Reseller News

Kiwi forensic software cracks US murder, wins global users

Software developed by New Zealand research institute scientists is shaking up the field of forensics
  • Rob O'Neill (New Zealand Reseller News)
  • 05 June, 2018 09:15
ESR software extends the reach of crime scene DNA analysis

ESR software extends the reach of crime scene DNA analysis

Advanced forensic software developed by scientists at the Institute of Environmental Science and Research (ESR) has led to a murder conviction in a Brooklyn, New York, trial.

STRmix is revolutionising DNA interpretation, allowing the analysis of complex mixtures and DNA profiles recovered from minuscule amounts of DNA.

The software was developed by ESR scientists John Buckleton and Jo-Anne Bright, working with Duncan Taylor from Forensic Science South Australia.

The District Attorney of Kings County in Brooklyn, Eric Gonzalez, said the recent trial involved a 48-year-old man who killed his estranged wife in the backseat of her car, stabbing her multiple times.

The trial was the first in Brooklyn to use STRmix, which resolves mixed DNA profiles previously thought to be too complex to interpret.

Gonzalez said blood found in the victim’s car was a mixture of her DNA and the defendant’s, and the t-shirt the defendant was wearing contained a mixture of DNA from both of them.

“In this case, there was blood from both the victim and the defendant and the software assisted the analyst in isolating the defendant’s DNA,” Gonzalez said.

Thirty-one US labs now routinely use STRmix, including federal agencies such as the Bureau of Alcohol, Tobacco, Firearms and Explosives (ATF) and the FBI and state and local agencies, including the Michigan State Police and Texas Department of Public Safety.

Furthermore, it has also been used to interpret DNA evidence in thousands of cases in Australia, England, Scotland, Ireland, Canada as well as in New Zealand.

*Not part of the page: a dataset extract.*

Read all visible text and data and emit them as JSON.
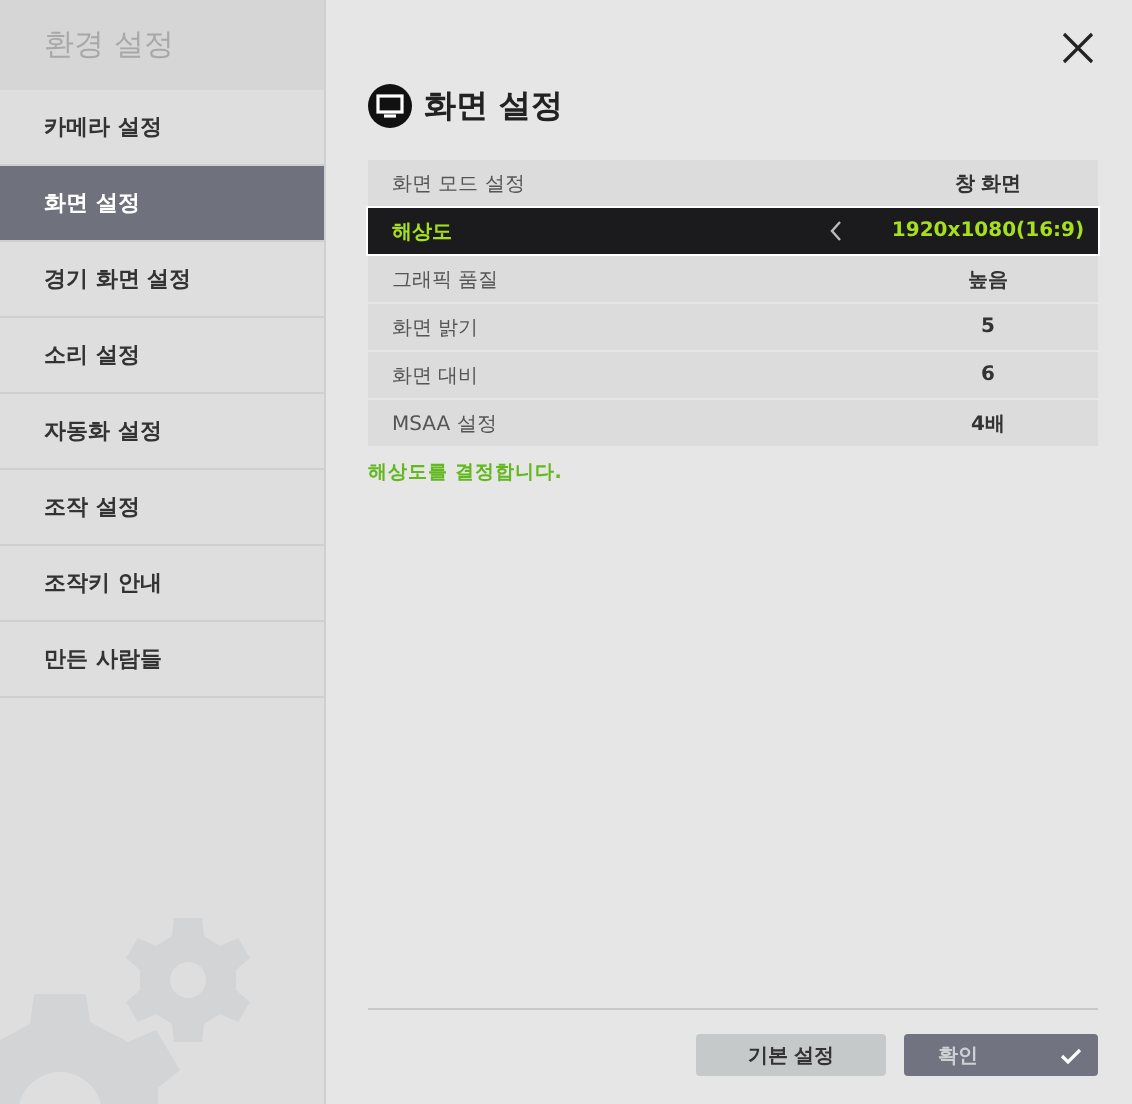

ESR’s commercial and international general manager, Hamish Findlay, said STRmix is exciting interest among law enforcement agencies in an increasing number of countries.